[Opening Data for this task section]

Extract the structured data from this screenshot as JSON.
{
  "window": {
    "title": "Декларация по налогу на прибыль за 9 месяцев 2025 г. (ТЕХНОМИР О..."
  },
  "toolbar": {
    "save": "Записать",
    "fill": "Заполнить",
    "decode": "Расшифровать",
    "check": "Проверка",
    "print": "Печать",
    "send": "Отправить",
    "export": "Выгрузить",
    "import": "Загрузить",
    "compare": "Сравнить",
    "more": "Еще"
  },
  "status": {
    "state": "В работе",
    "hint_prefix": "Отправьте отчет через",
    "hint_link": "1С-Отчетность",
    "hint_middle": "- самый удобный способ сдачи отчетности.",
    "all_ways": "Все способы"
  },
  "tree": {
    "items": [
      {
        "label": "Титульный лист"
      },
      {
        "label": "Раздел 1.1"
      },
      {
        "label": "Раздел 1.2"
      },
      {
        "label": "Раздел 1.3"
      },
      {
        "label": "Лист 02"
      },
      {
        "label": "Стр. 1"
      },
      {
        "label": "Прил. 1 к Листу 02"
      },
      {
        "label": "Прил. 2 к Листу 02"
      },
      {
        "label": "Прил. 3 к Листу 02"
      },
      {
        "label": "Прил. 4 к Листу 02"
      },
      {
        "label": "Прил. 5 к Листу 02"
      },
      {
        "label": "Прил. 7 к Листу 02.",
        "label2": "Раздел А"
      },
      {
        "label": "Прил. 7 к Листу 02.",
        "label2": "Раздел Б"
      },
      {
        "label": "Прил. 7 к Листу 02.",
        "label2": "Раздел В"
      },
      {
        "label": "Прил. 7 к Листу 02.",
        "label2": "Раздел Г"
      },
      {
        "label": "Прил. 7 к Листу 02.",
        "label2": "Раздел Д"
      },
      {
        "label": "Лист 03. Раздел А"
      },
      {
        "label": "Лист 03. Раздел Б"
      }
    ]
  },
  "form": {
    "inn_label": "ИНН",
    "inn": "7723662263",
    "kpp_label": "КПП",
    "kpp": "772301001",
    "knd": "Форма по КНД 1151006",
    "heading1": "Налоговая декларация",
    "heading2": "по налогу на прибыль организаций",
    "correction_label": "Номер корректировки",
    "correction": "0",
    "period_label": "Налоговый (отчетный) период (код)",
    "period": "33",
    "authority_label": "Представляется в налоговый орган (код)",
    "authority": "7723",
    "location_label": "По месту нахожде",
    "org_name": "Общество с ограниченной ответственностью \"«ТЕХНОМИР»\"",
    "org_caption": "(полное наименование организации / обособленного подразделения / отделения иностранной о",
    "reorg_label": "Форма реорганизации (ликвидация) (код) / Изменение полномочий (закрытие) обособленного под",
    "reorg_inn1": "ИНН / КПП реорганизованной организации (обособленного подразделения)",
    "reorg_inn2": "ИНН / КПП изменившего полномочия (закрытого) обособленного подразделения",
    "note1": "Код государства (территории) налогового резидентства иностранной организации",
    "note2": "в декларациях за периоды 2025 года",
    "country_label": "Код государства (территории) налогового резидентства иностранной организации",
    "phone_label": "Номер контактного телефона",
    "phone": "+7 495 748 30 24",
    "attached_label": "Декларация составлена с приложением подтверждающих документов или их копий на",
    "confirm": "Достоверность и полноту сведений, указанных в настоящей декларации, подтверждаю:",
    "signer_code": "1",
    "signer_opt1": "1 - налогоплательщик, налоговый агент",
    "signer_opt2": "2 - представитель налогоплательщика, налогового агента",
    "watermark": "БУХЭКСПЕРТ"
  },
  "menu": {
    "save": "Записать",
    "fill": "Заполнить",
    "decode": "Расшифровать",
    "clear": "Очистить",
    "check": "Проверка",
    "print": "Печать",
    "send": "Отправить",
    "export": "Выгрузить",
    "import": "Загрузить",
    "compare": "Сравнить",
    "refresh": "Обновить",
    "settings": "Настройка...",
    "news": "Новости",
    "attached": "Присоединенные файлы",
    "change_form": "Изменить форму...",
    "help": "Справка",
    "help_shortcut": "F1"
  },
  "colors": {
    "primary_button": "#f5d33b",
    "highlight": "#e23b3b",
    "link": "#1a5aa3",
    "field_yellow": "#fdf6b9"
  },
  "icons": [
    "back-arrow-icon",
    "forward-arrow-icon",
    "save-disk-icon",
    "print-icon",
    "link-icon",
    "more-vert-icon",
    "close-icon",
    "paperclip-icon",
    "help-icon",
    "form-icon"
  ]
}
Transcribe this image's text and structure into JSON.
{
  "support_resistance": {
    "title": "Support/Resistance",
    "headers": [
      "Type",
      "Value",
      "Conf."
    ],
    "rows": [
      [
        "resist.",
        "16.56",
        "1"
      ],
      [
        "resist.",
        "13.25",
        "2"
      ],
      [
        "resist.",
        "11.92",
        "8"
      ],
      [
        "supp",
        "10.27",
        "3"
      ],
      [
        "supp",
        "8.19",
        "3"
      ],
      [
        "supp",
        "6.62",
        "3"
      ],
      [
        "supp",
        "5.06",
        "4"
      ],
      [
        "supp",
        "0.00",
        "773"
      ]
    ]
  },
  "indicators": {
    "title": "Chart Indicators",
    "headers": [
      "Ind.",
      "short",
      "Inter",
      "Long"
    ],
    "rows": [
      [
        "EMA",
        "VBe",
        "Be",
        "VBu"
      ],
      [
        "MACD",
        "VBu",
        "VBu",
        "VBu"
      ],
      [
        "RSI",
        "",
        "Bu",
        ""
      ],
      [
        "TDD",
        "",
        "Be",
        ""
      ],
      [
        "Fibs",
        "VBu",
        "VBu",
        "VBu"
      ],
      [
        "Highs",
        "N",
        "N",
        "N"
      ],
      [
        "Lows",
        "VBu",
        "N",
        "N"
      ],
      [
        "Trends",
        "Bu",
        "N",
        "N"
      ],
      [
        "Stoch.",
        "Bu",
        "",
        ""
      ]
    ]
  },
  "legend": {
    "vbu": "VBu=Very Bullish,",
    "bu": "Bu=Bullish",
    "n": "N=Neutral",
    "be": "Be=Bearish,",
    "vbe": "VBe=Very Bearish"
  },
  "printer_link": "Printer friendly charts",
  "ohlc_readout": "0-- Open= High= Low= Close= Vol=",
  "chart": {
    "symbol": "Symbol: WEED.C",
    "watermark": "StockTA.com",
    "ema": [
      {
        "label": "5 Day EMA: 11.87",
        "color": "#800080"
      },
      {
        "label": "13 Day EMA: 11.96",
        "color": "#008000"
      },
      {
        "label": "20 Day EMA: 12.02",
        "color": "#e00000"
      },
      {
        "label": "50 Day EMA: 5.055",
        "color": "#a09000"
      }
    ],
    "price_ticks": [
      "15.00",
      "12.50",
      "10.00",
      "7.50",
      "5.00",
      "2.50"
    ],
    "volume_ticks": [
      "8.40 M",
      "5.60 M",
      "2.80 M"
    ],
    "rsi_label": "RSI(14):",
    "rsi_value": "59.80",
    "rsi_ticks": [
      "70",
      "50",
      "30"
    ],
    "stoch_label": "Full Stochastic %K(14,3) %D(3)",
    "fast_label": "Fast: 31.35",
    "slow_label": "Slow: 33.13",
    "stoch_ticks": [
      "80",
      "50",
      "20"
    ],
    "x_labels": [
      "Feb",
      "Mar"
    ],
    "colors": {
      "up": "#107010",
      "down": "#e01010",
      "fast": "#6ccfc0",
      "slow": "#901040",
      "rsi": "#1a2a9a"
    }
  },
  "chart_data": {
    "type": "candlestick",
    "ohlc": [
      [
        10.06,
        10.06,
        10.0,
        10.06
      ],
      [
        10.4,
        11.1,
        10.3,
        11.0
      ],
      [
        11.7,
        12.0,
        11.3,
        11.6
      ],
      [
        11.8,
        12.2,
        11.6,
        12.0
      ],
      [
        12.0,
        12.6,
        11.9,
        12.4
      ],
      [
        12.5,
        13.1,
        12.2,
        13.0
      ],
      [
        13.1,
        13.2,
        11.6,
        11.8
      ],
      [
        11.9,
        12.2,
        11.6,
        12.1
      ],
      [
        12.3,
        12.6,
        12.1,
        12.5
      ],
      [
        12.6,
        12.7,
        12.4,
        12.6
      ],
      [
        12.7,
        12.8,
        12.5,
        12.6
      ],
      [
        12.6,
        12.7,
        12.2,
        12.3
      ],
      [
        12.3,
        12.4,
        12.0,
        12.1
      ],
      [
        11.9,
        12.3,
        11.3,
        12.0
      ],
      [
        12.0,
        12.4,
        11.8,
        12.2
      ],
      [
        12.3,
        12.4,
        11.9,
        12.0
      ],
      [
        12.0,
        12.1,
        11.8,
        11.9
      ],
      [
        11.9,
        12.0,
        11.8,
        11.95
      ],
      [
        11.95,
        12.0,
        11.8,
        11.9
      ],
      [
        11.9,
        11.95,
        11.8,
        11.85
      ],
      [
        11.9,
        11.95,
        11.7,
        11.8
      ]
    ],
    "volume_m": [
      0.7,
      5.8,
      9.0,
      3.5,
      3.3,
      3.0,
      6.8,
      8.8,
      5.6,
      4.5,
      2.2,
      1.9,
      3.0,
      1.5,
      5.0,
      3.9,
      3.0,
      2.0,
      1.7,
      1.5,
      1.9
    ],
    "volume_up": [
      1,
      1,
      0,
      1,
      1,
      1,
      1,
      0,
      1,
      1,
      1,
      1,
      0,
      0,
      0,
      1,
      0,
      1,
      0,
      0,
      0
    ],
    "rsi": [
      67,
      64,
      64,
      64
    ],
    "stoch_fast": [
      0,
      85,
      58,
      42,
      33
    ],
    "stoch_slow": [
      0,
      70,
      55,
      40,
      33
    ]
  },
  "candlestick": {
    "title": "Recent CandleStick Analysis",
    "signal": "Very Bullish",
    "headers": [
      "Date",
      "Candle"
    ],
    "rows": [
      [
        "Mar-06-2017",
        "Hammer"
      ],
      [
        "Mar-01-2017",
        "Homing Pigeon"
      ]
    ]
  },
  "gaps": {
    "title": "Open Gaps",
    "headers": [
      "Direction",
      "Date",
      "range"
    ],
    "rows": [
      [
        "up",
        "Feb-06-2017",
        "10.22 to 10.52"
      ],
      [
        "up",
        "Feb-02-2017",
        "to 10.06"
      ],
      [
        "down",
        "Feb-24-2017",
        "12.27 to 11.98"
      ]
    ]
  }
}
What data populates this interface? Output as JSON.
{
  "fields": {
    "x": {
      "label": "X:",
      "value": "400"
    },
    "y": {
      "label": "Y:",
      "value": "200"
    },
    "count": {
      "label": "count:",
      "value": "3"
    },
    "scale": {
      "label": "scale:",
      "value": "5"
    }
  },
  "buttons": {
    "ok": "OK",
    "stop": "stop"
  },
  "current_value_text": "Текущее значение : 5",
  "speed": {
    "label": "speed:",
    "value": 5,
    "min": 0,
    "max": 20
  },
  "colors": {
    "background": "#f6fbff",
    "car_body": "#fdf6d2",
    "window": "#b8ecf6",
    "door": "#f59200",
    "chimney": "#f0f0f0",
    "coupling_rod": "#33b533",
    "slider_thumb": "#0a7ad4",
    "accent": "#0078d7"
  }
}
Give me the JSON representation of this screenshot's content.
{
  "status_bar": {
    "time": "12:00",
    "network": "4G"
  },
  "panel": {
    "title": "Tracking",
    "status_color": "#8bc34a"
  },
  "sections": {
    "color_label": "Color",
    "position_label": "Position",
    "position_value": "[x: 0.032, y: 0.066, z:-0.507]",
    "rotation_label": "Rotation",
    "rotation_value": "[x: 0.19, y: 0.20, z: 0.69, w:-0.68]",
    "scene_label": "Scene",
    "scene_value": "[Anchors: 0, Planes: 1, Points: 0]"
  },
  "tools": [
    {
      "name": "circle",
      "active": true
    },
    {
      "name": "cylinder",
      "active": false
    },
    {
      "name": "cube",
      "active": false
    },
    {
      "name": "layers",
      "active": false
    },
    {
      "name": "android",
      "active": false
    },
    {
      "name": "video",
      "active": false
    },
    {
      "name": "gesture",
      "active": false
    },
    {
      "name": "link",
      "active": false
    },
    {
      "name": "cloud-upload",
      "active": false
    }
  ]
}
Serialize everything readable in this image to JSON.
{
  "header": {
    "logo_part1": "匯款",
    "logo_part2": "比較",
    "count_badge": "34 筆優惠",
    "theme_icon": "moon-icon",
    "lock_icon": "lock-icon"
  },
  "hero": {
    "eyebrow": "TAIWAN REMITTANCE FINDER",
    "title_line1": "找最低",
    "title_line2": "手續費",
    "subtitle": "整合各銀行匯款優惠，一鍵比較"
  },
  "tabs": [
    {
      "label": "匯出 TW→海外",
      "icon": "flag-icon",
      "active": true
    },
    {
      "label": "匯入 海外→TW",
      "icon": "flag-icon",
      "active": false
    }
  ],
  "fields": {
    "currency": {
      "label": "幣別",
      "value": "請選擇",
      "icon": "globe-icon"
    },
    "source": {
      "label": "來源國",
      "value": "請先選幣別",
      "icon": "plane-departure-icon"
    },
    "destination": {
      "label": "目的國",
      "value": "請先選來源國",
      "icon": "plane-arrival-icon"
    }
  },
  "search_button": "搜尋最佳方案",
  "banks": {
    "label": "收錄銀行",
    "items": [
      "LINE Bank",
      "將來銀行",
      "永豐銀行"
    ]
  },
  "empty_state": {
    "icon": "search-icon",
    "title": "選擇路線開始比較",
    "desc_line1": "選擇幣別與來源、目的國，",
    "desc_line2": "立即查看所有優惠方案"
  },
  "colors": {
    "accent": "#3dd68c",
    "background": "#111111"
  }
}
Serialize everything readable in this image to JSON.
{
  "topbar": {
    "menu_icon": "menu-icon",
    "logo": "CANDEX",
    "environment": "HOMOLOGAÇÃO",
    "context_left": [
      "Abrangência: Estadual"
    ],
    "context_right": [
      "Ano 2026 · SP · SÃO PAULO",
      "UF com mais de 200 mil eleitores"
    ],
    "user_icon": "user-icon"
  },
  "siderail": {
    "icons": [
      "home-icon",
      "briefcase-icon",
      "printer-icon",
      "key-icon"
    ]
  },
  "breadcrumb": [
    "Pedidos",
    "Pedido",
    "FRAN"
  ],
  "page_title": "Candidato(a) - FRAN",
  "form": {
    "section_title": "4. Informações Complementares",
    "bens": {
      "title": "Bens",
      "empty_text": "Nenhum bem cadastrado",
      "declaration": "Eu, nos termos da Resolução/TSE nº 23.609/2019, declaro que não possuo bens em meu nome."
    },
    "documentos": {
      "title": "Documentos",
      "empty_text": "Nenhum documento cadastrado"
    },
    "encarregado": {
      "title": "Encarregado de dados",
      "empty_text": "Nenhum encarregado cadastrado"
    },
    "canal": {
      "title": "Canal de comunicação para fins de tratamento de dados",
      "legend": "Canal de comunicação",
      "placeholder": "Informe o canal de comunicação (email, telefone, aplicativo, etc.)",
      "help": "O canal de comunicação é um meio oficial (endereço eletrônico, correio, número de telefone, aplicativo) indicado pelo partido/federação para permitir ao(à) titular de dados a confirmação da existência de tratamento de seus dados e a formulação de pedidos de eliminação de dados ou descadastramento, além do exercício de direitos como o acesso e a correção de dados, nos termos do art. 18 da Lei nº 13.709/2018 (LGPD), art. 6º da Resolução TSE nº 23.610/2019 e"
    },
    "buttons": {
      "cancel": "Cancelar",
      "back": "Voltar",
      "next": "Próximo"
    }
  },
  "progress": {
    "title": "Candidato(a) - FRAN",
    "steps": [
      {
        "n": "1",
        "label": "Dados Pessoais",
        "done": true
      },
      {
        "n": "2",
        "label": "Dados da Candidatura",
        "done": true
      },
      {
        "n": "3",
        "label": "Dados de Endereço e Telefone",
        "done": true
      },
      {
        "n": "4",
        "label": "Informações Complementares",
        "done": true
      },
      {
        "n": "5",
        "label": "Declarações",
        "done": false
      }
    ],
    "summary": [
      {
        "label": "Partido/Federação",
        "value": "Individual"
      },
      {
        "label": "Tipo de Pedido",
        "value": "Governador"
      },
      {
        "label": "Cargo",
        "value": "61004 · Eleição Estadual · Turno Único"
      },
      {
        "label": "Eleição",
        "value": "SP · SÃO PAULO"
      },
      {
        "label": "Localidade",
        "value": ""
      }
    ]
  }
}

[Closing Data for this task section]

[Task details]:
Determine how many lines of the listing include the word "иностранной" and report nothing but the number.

[Response to this exercise]:
3